Teacher Katrina Marcopolo, 33, from Greece, said speed limiters could do more harm than good, explaining that sometimes cars need to accelerate to avoid hazards.

"For taxis it could be reasonable so they keep to speed limits, but for private cars if they see trouble they might need to go past it," she said.

Ajit Pimpalkhare took the opposite view, saying that private cars were more in need of having their speed restricted than taxis were.

"I don't think taxis are speeding much. It's the rest of the population. I don't think it will help fitting taxis with a speed limit," he said.

He added though that speed in itself was not necessarily a problem and that "road manners" were more of an issue. "In Germany they don't have any speed limits on some roads but they don't have lots of accidents," he said.

Chris Peet, a vice-president of Emirates airlines, echoed Pimpalkhare's view that there was not a major problem of taxis driving at very high speeds.

"By and large taxis are reasonably well disciplined. I think the biggest problems are caused by the minibuses and the way they hurtle down the road," he said.

With the general public, Peet said there were other ways of ensuring they kept to speed limits that could be given priority over the use of speed governors.

He said more cameras should be working and that the enforcement of "traffic discipline" should be stricter.


Going home will no longer allow you to skip debt

UAE : 19 Aug: Legal experts have revealed how unpaid loans and other debts accured in the UAE can no longer be avoided simply by leaving the country.

In the past, many people managed to avoid paying back money by going back to their home countries.

However, firms are now not forgetting about the debt and are putting in extra efforts to get the cash back.

TK Hashik, a legal consultant handling such cases in Dubai, said cases involving Indian expatriates had been particularly affected.

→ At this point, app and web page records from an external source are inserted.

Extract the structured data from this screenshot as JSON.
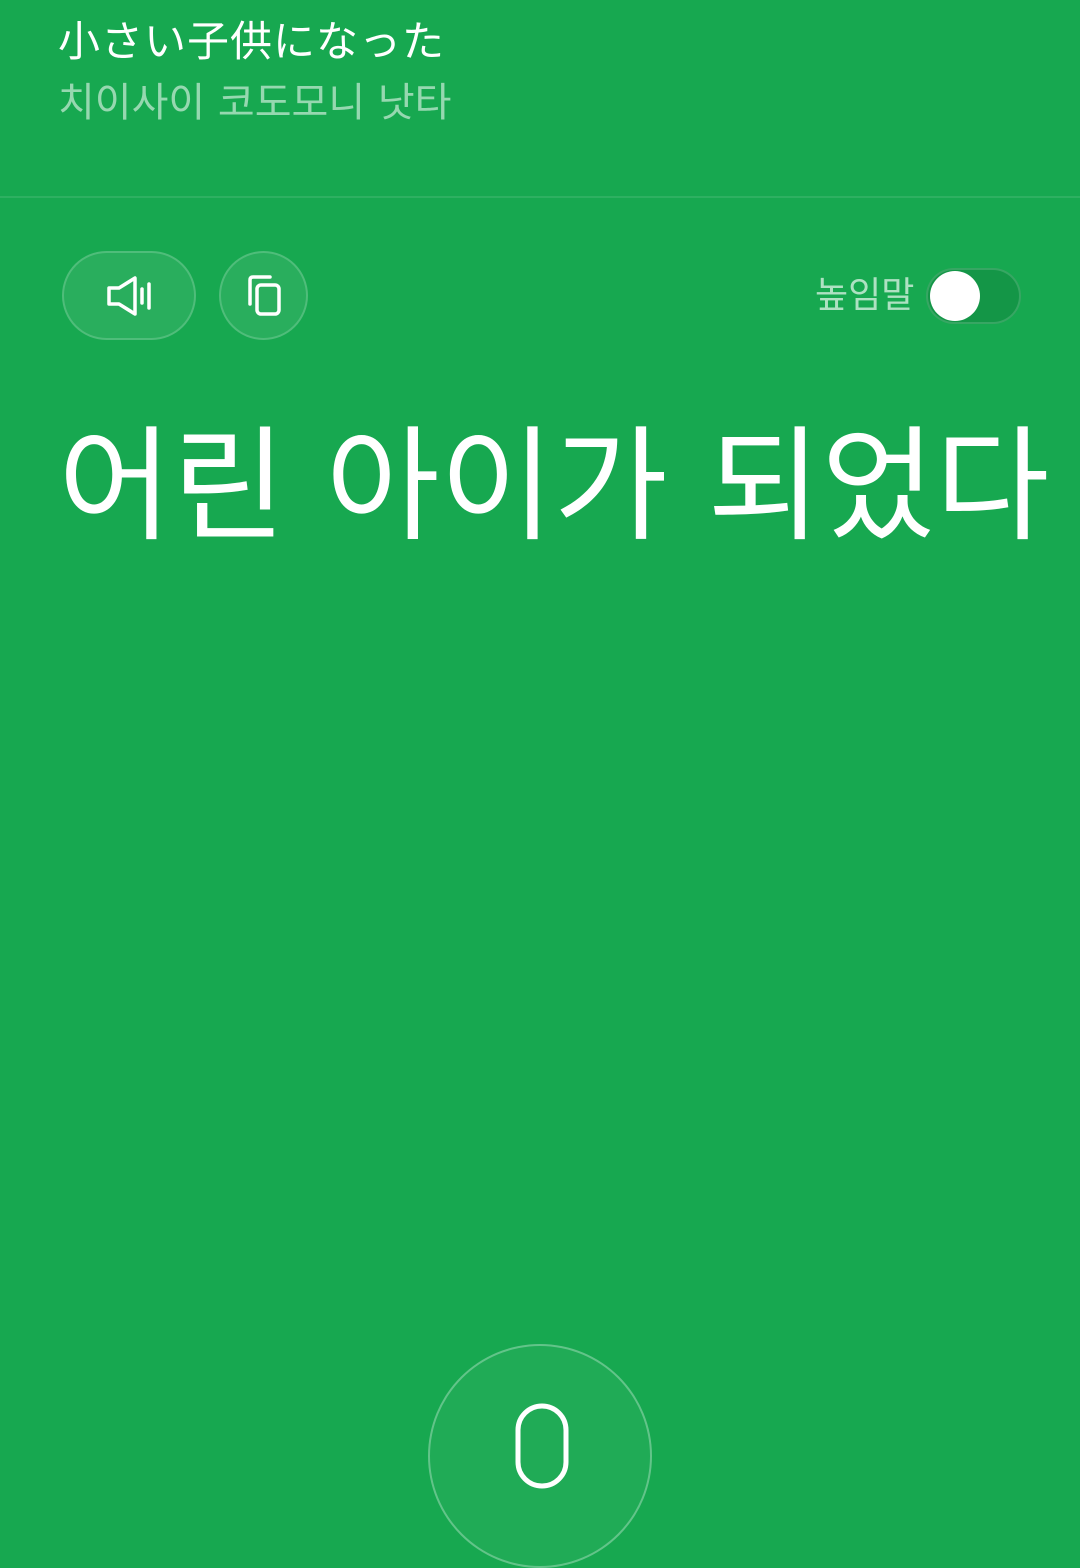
{
  "source": {
    "text": "小さい子供になった",
    "pronunciation": "치이사이 코도모니 낫타"
  },
  "actions": {
    "speak_icon": "speaker-icon",
    "copy_icon": "copy-icon"
  },
  "honorific": {
    "label": "높임말",
    "enabled": false
  },
  "translation": {
    "text": "어린 아이가 되었다"
  },
  "mic": {
    "icon": "microphone-icon"
  },
  "colors": {
    "background": "#17a850",
    "text": "#ffffff"
  }
}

He said: “This type of recovery from abroad is a recent phenomenon. Earlier, expatriates felt immune from legal proceedings in their own country. Insurance and reinsurance companies, the main losers in default cases have started taking recovery measures. For normal recovery proceedings through civil courts in the customers’ jurisdiction, the banks should produce a copy of the judgment from the UAE courts and necessary documents attested by Interpol proving the liability.

“After the signing of the extradition treaty between the UAE and India, civil cases can be filed against Indians who commit financial offences here. As recovering loans through legal procedures in Indian courts take a lot of time, banks use other methods using blank cheques from customers and their passport copies.” A Dubai-based lawyer, Shamsuddin K, added: “Banks can now better trace people to their home country.” Emirates Today spoke to many people who know colleagues who have fled debts in Dubai in the hope they would not have to pay them – only to discover there was no place to hide.

“A few months back, my colleague left Dubai, leaving behind a huge amount of credit card liability. Agents were persuading him for months to take a credit card.

“Representatives of the bank’s Indian branch contacted his family in India and he had to repay the outstanding amount with interest,” said Sijo Jacob, an employee of a multinational firm.

Another reason for these changes is links are being built between bank branches in countries belonging to the same company.

For example, HSBC in Dubai has a close relationship with HSBC in England.



Top Stories

Leave a Comment

Title: News headlines

You have 2000 characters left.


Please write your correct name and email address. Kindly do not post any personal, abusive, defamatory, infringing, obscene, indecent, discriminatory or unlawful or similar comments. will not be responsible for any defamatory message posted under this article.

Please note that sending false messages to insult, defame, intimidate, mislead or deceive people or to intentionally cause public disorder is punishable under law. It is obligatory on Daijiworld to provide the IP address and other details of senders of such comments, to the authority concerned upon request.

Hence, sending offensive comments using daijiworld will be purely at your own risk, and in no way will be held responsible.